▸ **Task instructions**
Print the following entries without any change.

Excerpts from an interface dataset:
*****

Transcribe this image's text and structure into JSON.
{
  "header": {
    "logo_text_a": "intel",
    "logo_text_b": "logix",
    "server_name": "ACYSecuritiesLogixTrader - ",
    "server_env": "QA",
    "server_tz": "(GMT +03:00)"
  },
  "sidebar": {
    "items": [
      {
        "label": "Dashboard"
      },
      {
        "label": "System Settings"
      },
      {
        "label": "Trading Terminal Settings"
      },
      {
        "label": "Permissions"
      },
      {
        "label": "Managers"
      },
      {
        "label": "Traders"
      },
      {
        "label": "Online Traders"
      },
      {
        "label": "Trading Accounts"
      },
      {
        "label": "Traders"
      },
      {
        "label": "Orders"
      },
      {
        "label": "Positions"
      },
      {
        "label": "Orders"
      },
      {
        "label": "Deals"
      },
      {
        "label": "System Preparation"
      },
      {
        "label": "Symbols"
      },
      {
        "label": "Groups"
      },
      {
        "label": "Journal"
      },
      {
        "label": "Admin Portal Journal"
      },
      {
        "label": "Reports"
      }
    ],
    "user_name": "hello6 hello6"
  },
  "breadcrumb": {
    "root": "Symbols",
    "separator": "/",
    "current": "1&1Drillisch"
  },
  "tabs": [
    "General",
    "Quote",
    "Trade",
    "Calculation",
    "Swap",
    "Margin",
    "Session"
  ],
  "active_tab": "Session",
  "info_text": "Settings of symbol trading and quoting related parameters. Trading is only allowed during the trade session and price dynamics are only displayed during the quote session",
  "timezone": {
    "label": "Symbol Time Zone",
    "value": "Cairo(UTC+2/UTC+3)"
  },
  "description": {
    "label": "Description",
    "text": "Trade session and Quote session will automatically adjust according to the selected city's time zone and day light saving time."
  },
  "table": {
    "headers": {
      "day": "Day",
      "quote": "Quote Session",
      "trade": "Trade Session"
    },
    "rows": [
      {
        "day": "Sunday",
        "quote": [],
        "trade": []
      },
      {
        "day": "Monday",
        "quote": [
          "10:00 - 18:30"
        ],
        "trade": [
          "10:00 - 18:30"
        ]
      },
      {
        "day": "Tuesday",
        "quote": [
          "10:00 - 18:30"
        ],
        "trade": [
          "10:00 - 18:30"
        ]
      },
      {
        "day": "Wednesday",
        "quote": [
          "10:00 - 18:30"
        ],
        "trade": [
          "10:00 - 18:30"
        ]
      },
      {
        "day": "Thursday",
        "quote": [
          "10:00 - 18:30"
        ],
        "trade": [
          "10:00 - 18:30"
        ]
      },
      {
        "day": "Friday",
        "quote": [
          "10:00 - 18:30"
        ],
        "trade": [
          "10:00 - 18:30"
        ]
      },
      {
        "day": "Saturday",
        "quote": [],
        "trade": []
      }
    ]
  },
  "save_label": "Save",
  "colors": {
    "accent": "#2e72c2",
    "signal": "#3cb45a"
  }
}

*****

▸ **Completed exercise**
Transcribe this image's text and structure into JSON.
{
  "header": {
    "logo_text_a": "intel",
    "logo_text_b": "logix",
    "server_name": "ACYSecuritiesLogixTrader - ",
    "server_env": "QA",
    "server_tz": "(GMT +03:00)"
  },
  "sidebar": {
    "items": [
      {
        "label": "Dashboard"
      },
      {
        "label": "System Settings"
      },
      {
        "label": "Trading Terminal Settings"
      },
      {
        "label": "Permissions"
      },
      {
        "label": "Managers"
      },
      {
        "label": "Traders"
      },
      {
        "label": "Online Traders"
      },
      {
        "label": "Trading Accounts"
      },
      {
        "label": "Traders"
      },
      {
        "label": "Orders"
      },
      {
        "label": "Positions"
      },
      {
        "label": "Orders"
      },
      {
        "label": "Deals"
      },
      {
        "label": "System Preparation"
      },
      {
        "label": "Symbols"
      },
      {
        "label": "Groups"
      },
      {
        "label": "Journal"
      },
      {
        "label": "Admin Portal Journal"
      },
      {
        "label": "Reports"
      }
    ],
    "user_name": "hello6 hello6"
  },
  "breadcrumb": {
    "root": "Symbols",
    "separator": "/",
    "current": "1&1Drillisch"
  },
  "tabs": [
    "General",
    "Quote",
    "Trade",
    "Calculation",
    "Swap",
    "Margin",
    "Session"
  ],
  "active_tab": "Session",
  "info_text": "Settings of symbol trading and quoting related parameters. Trading is only allowed during the trade session and price dynamics are only displayed during the quote session",
  "timezone": {
    "label": "Symbol Time Zone",
    "value": "Cairo(UTC+2/UTC+3)"
  },
  "description": {
    "label": "Description",
    "text": "Trade session and Quote session will automatically adjust according to the selected city's time zone and day light saving time."
  },
  "table": {
    "headers": {
      "day": "Day",
      "quote": "Quote Session",
      "trade": "Trade Session"
    },
    "rows": [
      {
        "day": "Sunday",
        "quote": [],
        "trade": []
      },
      {
        "day": "Monday",
        "quote": [
          "10:00 - 18:30"
        ],
        "trade": [
          "10:00 - 18:30"
        ]
      },
      {
        "day": "Tuesday",
        "quote": [
          "10:00 - 18:30"
        ],
        "trade": [
          "10:00 - 18:30"
        ]
      },
      {
        "day": "Wednesday",
        "quote": [
          "10:00 - 18:30"
        ],
        "trade": [
          "10:00 - 18:30"
        ]
      },
      {
        "day": "Thursday",
        "quote": [
          "10:00 - 18:30"
        ],
        "trade": [
          "10:00 - 18:30"
        ]
      },
      {
        "day": "Friday",
        "quote": [
          "10:00 - 18:30"
        ],
        "trade": [
          "10:00 - 18:30"
        ]
      },
      {
        "day": "Saturday",
        "quote": [],
        "trade": []
      }
    ]
  },
  "save_label": "Save",
  "colors": {
    "accent": "#2e72c2",
    "signal": "#3cb45a"
  }
}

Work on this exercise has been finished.